## Task to complete
Take the line containing "Give me the" through the last line of the data and retype those lines exactly. Pictures do not belong in the copy.
Segment Start: Provided records
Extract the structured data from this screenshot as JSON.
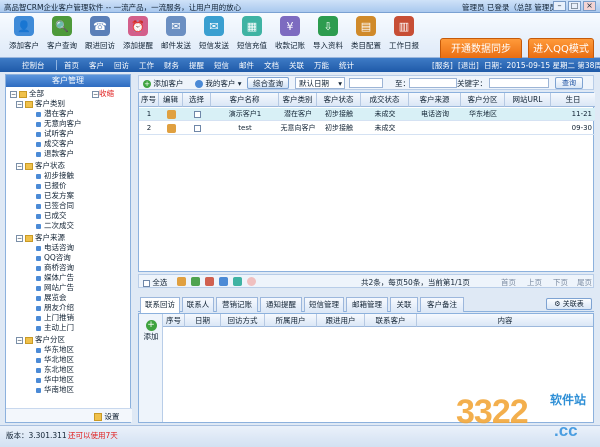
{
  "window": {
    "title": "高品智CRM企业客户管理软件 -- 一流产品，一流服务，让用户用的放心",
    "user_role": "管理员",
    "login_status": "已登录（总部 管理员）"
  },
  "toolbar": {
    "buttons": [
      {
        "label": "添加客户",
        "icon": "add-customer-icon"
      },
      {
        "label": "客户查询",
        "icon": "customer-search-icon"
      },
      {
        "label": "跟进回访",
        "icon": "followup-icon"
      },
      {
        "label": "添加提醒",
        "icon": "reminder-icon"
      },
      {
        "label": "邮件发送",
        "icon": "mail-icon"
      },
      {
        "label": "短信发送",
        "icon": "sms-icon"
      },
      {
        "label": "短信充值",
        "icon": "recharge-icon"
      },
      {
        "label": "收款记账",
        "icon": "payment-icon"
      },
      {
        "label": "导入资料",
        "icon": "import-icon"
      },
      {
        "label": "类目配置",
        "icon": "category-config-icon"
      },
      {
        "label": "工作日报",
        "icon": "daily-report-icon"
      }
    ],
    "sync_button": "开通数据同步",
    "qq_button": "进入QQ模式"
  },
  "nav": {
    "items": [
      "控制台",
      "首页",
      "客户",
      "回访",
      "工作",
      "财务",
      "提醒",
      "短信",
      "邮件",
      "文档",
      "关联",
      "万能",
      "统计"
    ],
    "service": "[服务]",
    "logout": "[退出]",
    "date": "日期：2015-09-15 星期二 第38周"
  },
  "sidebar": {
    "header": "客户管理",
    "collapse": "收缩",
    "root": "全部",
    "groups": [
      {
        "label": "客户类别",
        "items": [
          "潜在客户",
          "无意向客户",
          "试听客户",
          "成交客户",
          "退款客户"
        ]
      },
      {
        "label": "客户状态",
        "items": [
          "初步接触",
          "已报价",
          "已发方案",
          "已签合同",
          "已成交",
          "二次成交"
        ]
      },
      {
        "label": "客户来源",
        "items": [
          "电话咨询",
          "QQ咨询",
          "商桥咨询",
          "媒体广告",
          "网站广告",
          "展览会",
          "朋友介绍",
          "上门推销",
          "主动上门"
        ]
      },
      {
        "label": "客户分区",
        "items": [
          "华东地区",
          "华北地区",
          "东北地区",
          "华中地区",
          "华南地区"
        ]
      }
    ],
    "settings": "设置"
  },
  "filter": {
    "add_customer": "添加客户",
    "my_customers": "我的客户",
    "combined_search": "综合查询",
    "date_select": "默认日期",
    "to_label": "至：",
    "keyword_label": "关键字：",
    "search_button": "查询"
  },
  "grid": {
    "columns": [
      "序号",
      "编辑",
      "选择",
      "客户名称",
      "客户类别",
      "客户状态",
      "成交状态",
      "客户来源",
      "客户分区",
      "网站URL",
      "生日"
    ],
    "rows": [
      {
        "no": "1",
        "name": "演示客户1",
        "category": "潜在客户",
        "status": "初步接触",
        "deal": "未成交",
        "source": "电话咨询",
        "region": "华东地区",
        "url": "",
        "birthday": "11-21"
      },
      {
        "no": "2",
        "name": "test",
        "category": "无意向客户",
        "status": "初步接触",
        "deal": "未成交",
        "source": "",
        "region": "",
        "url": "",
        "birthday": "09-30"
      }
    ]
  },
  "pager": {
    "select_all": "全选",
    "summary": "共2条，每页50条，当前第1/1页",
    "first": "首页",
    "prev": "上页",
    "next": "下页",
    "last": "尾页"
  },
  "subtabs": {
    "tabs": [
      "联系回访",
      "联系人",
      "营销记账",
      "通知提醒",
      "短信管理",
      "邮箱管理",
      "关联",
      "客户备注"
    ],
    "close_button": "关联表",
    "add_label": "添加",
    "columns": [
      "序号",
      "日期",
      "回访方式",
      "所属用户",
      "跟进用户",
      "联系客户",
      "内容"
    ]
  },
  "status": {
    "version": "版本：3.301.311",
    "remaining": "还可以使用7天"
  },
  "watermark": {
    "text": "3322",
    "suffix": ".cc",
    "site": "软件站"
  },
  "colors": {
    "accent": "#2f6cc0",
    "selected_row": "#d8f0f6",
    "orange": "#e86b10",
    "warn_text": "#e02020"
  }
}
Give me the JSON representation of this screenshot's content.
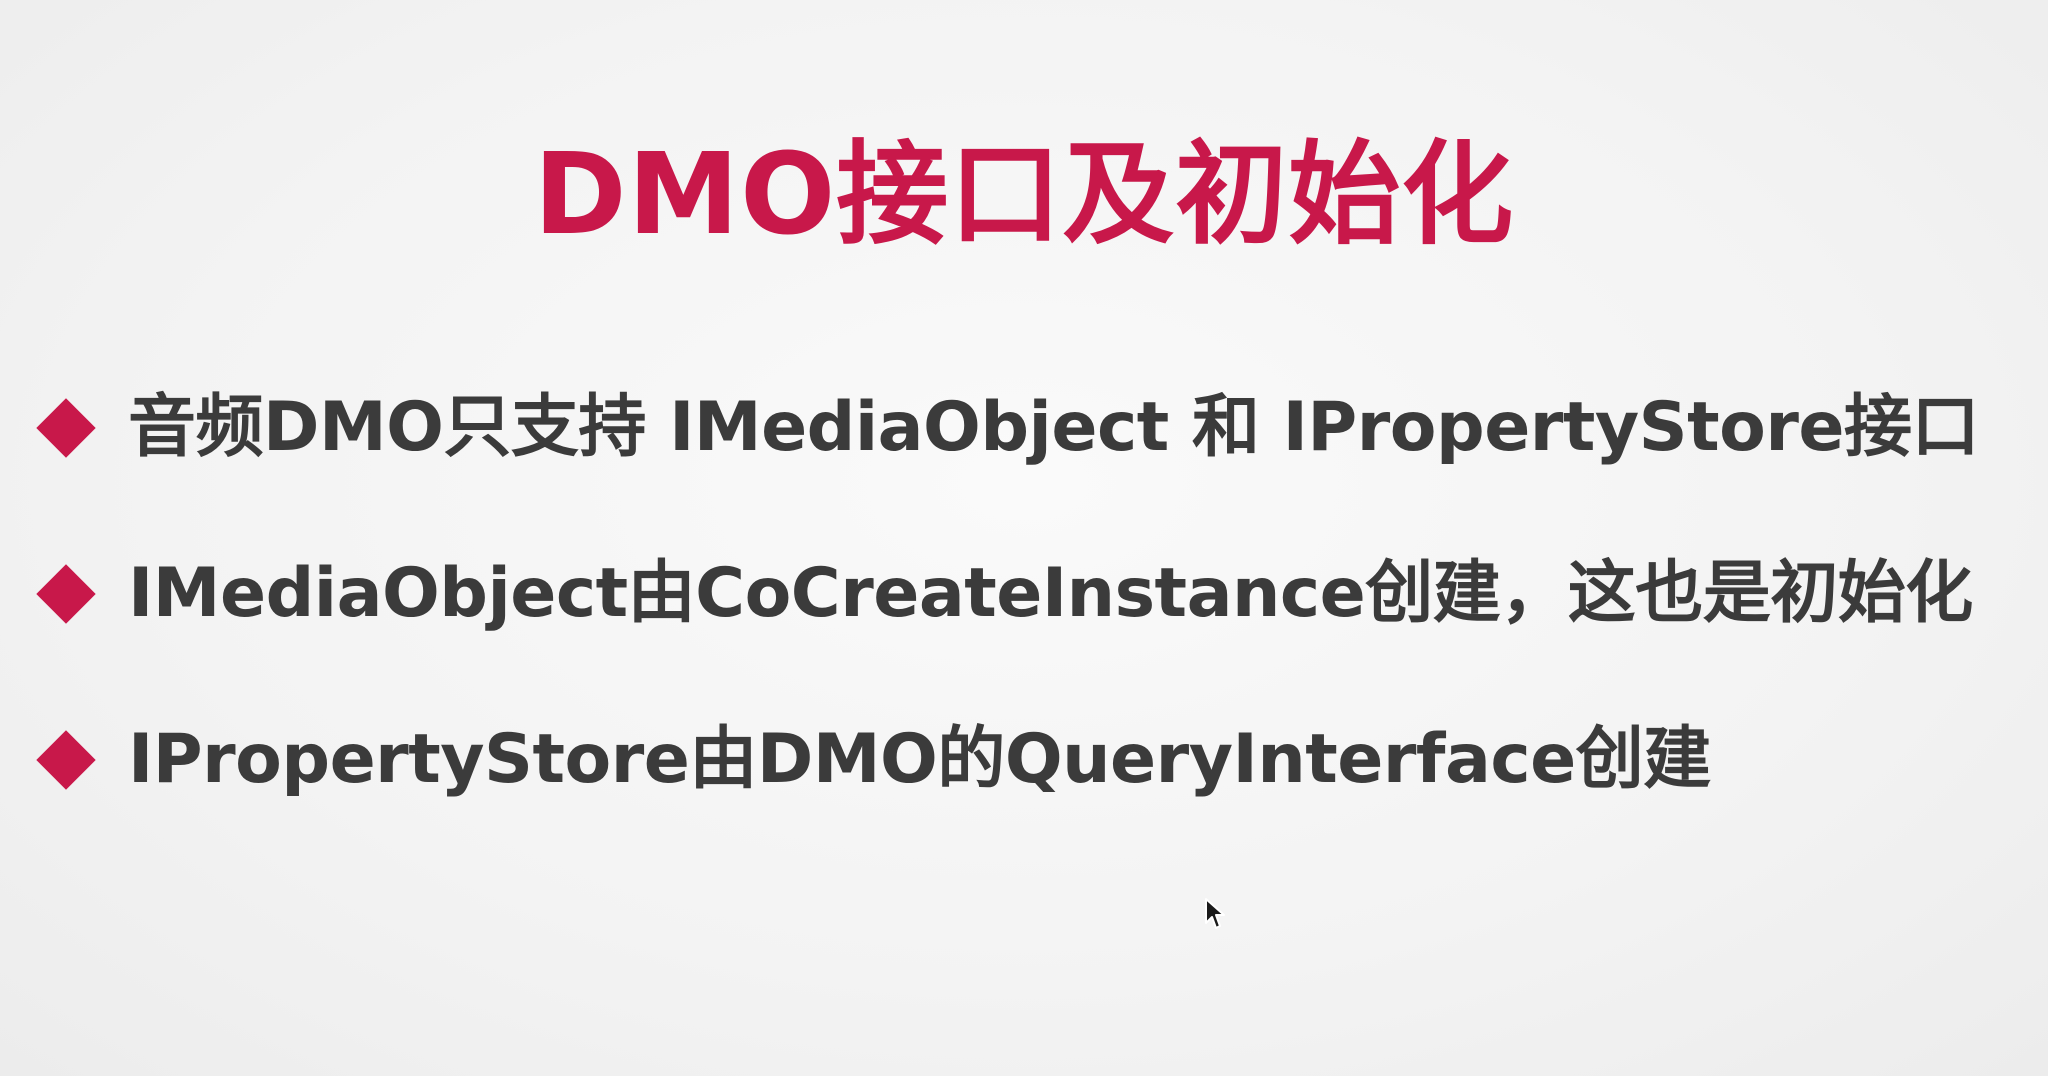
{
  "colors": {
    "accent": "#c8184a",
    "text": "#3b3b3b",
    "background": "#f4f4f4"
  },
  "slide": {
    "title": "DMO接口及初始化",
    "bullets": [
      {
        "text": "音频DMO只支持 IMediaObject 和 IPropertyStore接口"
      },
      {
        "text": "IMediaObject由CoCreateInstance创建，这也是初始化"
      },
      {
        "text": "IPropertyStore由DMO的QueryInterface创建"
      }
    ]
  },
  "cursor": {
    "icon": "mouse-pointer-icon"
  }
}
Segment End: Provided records
## Output below
Give me the JSON representation of this screenshot's content.
{
  "colors": {
    "accent": "#c8184a",
    "text": "#3b3b3b",
    "background": "#f4f4f4"
  },
  "slide": {
    "title": "DMO接口及初始化",
    "bullets": [
      {
        "text": "音频DMO只支持 IMediaObject 和 IPropertyStore接口"
      },
      {
        "text": "IMediaObject由CoCreateInstance创建，这也是初始化"
      },
      {
        "text": "IPropertyStore由DMO的QueryInterface创建"
      }
    ]
  },
  "cursor": {
    "icon": "mouse-pointer-icon"
  }
}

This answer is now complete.